1 July 2013 — RT
The US has been spying on dozens of foreign embassies and missions belonging to its rivals and allies in America to keep tabs on disagreements between them, new documents leaked by Edward Snowden revealed.
24 June 2013 — Strategic Culture Foundation
The CIA and the NSA (the US National Security Agency) whistleblower Edward Snowden (who temporarily had found refuge in Hong Kong and now [is someplace else]) has demonstrated once more the global reach of US electronic surveillance which, no doubt, is a kind of criminal activity. He looked really deep into what the NSA does and was terrified by the things he found out. So the man is on his way looking for a safe shelter to continue the revelations…

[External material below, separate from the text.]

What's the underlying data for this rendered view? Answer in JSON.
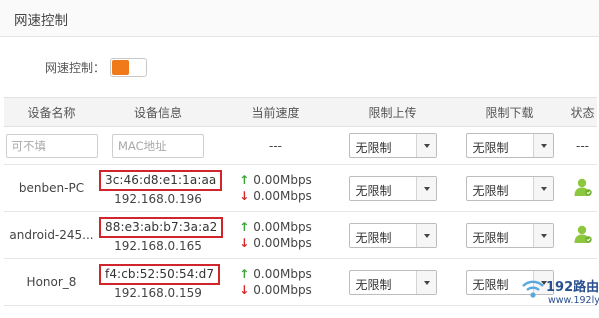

24 June 2013 — Anti-fascist Calling…
Despite a stream of mendacious twaddle from President Obama, congressional grifters and spook agency mouthpieces like Office of the Director of National Intelligence head James Clapper, FBI Director Robert Mueller and NSA chief General Keith Alexander, it turns out our guardians are listening in to America’s, and most of the world’s, telephone conversations after all.

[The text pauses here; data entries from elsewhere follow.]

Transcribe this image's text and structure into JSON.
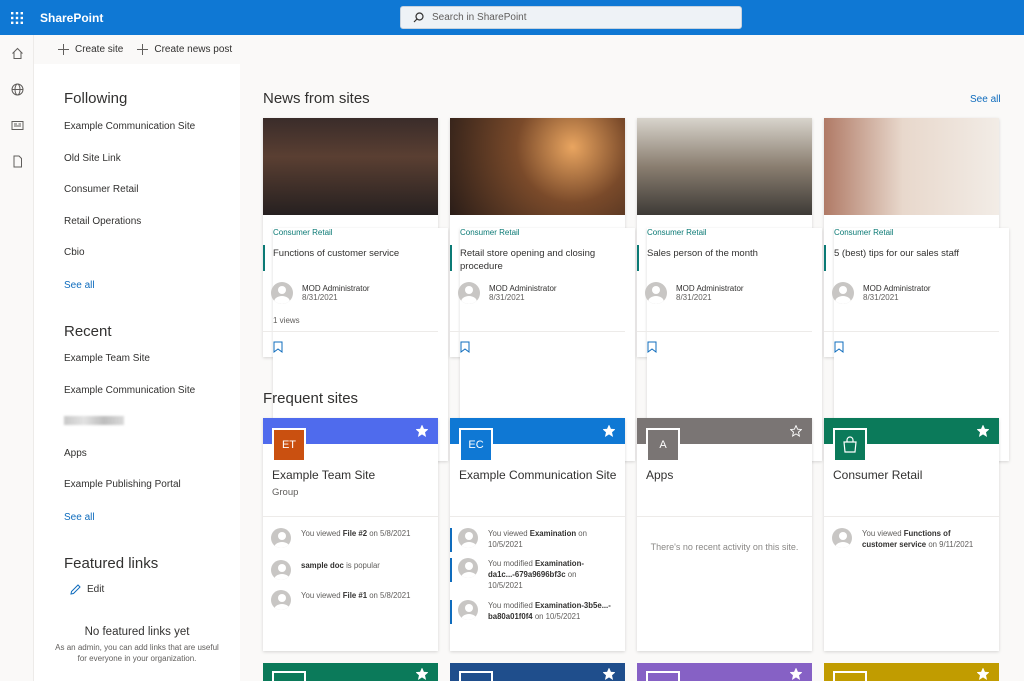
{
  "header": {
    "app_name": "SharePoint",
    "search_placeholder": "Search in SharePoint"
  },
  "rail": [
    "home-icon",
    "globe-icon",
    "news-icon",
    "document-icon"
  ],
  "command_bar": {
    "create_site": "Create site",
    "create_news": "Create news post"
  },
  "following": {
    "heading": "Following",
    "items": [
      {
        "label": "Example Communication Site",
        "starred": true
      },
      {
        "label": "Old Site Link",
        "starred": true
      },
      {
        "label": "Consumer Retail",
        "starred": true
      },
      {
        "label": "Retail Operations",
        "starred": true
      },
      {
        "label": "Cbio",
        "starred": true
      }
    ],
    "see_all": "See all"
  },
  "recent": {
    "heading": "Recent",
    "items": [
      {
        "label": "Example Team Site",
        "starred": false
      },
      {
        "label": "Example Communication Site",
        "starred": true
      },
      {
        "label": "",
        "starred": false,
        "blurred": true
      },
      {
        "label": "Apps",
        "starred": false
      },
      {
        "label": "Example Publishing Portal",
        "starred": false
      }
    ],
    "see_all": "See all"
  },
  "featured": {
    "heading": "Featured links",
    "edit": "Edit",
    "empty_title": "No featured links yet",
    "empty_desc": "As an admin, you can add links that are useful for everyone in your organization."
  },
  "news": {
    "heading": "News from sites",
    "see_all": "See all",
    "cards": [
      {
        "site": "Consumer Retail",
        "title": "Functions of customer service",
        "author": "MOD Administrator",
        "date": "8/31/2021",
        "views": "1 views"
      },
      {
        "site": "Consumer Retail",
        "title": "Retail store opening and closing procedure",
        "author": "MOD Administrator",
        "date": "8/31/2021",
        "views": ""
      },
      {
        "site": "Consumer Retail",
        "title": "Sales person of the month",
        "author": "MOD Administrator",
        "date": "8/31/2021",
        "views": ""
      },
      {
        "site": "Consumer Retail",
        "title": "5 (best) tips for our sales staff",
        "author": "MOD Administrator",
        "date": "8/31/2021",
        "views": ""
      }
    ]
  },
  "frequent": {
    "heading": "Frequent sites",
    "no_activity": "There's no recent activity on this site.",
    "sites": [
      {
        "name": "Example Team Site",
        "type": "Group",
        "initials": "ET",
        "band_color": "#4f6bed",
        "logo_color": "#ca5010"
      },
      {
        "name": "Example Communication Site",
        "type": "",
        "initials": "EC",
        "band_color": "#0f78d4",
        "logo_color": "#0f78d4"
      },
      {
        "name": "Apps",
        "type": "",
        "initials": "A",
        "band_color": "#7a7574",
        "logo_color": "#7a7574"
      },
      {
        "name": "Consumer Retail",
        "type": "",
        "initials": "",
        "band_color": "#0b7a5a",
        "logo_color": "#0b7a5a"
      }
    ],
    "activities": {
      "s0": [
        {
          "pre": "You viewed ",
          "bold": "File #2",
          "post": " on 5/8/2021"
        },
        {
          "pre": "",
          "bold": "sample doc",
          "post": " is popular"
        },
        {
          "pre": "You viewed ",
          "bold": "File #1",
          "post": " on 5/8/2021"
        }
      ],
      "s1": [
        {
          "pre": "You viewed ",
          "bold": "Examination",
          "post": " on 10/5/2021"
        },
        {
          "pre": "You modified ",
          "bold": "Examination-da1c...-679a9696bf3c",
          "post": " on 10/5/2021"
        },
        {
          "pre": "You modified ",
          "bold": "Examination-3b5e...-ba80a01f0f4",
          "post": " on 10/5/2021"
        }
      ],
      "s3": [
        {
          "pre": "You viewed ",
          "bold": "Functions of customer service",
          "post": " on 9/11/2021"
        }
      ]
    }
  },
  "peek_colors": [
    "#0b7a5a",
    "#1f4e8c",
    "#8661c5",
    "#c19c00"
  ],
  "colors": {
    "accent": "#0f78d4",
    "teal": "#0b7a75",
    "link": "#0f6cbd"
  }
}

24 June 2013 — Greanville Press
The conspicuously nonsensical efforts by President Barack Obama and NSA spy chief Alexander to assure Americans massive corporate-government spy operations had prevented terrorist attacks were supported by only a few easily disproved lies. More broadly, the history of recent decades has government spy agencies hiring ‘private’ companies to carry out the activities they are legally prohibited from carrying out. This makes government assertions regarding spying on citizens a game of three-card monte—the testimony of government officials is calculated to be irrelevant to actual activities.
18 June 2013 — Power of Narrative

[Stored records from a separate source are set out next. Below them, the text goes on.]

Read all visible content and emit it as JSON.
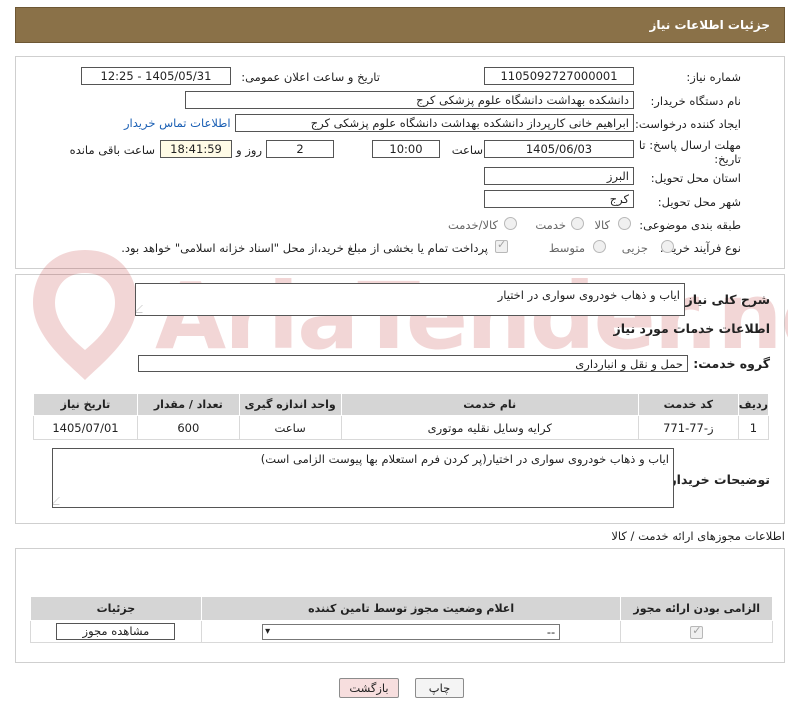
{
  "header": {
    "title": "جزئیات اطلاعات نیاز"
  },
  "need_number": {
    "label": "شماره نیاز:",
    "value": "1105092727000001"
  },
  "announce": {
    "label": "تاریخ و ساعت اعلان عمومی:",
    "value": "1405/05/31 - 12:25"
  },
  "buyer_org": {
    "label": "نام دستگاه خریدار:",
    "value": "دانشکده بهداشت دانشگاه علوم پزشکی کرج"
  },
  "requester": {
    "label": "ایجاد کننده درخواست:",
    "value": "ابراهیم خانی کارپرداز دانشکده بهداشت دانشگاه علوم پزشکی کرج",
    "contact_link": "اطلاعات تماس خریدار"
  },
  "deadline": {
    "label_line1": "مهلت ارسال پاسخ: تا",
    "label_line2": "تاریخ:",
    "date": "1405/06/03",
    "time_label": "ساعت",
    "time": "10:00",
    "days": "2",
    "days_label": "روز و",
    "remaining": "18:41:59",
    "remaining_label": "ساعت باقی مانده"
  },
  "province": {
    "label": "استان محل تحویل:",
    "value": "البرز"
  },
  "city": {
    "label": "شهر محل تحویل:",
    "value": "کرج"
  },
  "category": {
    "label": "طبقه بندی موضوعی:",
    "options": [
      "کالا",
      "خدمت",
      "کالا/خدمت"
    ]
  },
  "process": {
    "label": "نوع فرآیند خرید :",
    "options": [
      "جزیی",
      "متوسط"
    ],
    "payment_note": "پرداخت تمام یا بخشی از مبلغ خرید،از محل \"اسناد خزانه اسلامی\" خواهد بود."
  },
  "summary": {
    "label": "شرح کلی نیاز:",
    "value": "ایاب و ذهاب خودروی سواری در اختیار"
  },
  "services_title": "اطلاعات خدمات مورد نیاز",
  "service_group": {
    "label": "گروه خدمت:",
    "value": "حمل و نقل و انبارداری"
  },
  "services_table": {
    "headers": [
      "ردیف",
      "کد خدمت",
      "نام خدمت",
      "واحد اندازه گیری",
      "تعداد / مقدار",
      "تاریخ نیاز"
    ],
    "rows": [
      {
        "row": "1",
        "code": "ز-77-771",
        "name": "کرایه وسایل نقلیه موتوری",
        "unit": "ساعت",
        "qty": "600",
        "date": "1405/07/01"
      }
    ]
  },
  "buyer_notes": {
    "label": "توضیحات خریدار:",
    "value": "ایاب و ذهاب خودروی سواری در اختیار(پر کردن فرم استعلام بها پیوست الزامی است)"
  },
  "permits": {
    "title": "اطلاعات مجوزهای ارائه خدمت / کالا",
    "headers": [
      "الزامی بودن ارائه مجوز",
      "اعلام وضعیت مجوز توسط تامین کننده",
      "جزئیات"
    ],
    "select_value": "--",
    "view_button": "مشاهده مجوز"
  },
  "buttons": {
    "print": "چاپ",
    "back": "بازگشت"
  },
  "watermark": {
    "text": "AriaTender.net"
  },
  "colors": {
    "header": "#8a7148",
    "link": "#1a5fb4",
    "back_button": "#f7dede"
  }
}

You may at first think the following is a bad joke, but I assure you it is not a joke at all. At the very end of this NYT story about Booz Allen and the complex interconnections between nominally “private” business and the national intelligence community, we read: Continue reading
23 June 2013 — Empire Burlesque
No one, anywhere, has been writing about the deeper and wider implications of the Snowden revelations than Arthur Silber. (I hope you’re not surprised by this.) In a series of powerful, insightful essays, Silber has, among other things, laid bare the dangers of the oddly circumscribed ‘gatekeeper’ approach of the journalistic guardians (at, ironically, the Guardian) of Snowden’s secrets, particularly their slow drip-feed of carefully self-censored tidbits from the famous Powerpoint presentation that Snowden secreted from the bowels of the United Stasi of the American intelligent apparat. Continue reading
22 June 2013 — Washingtonsblog
Congress has exempted itself from the prohibition against trading on inside information … the law that got Martha Stewart and many other people thrown in jail.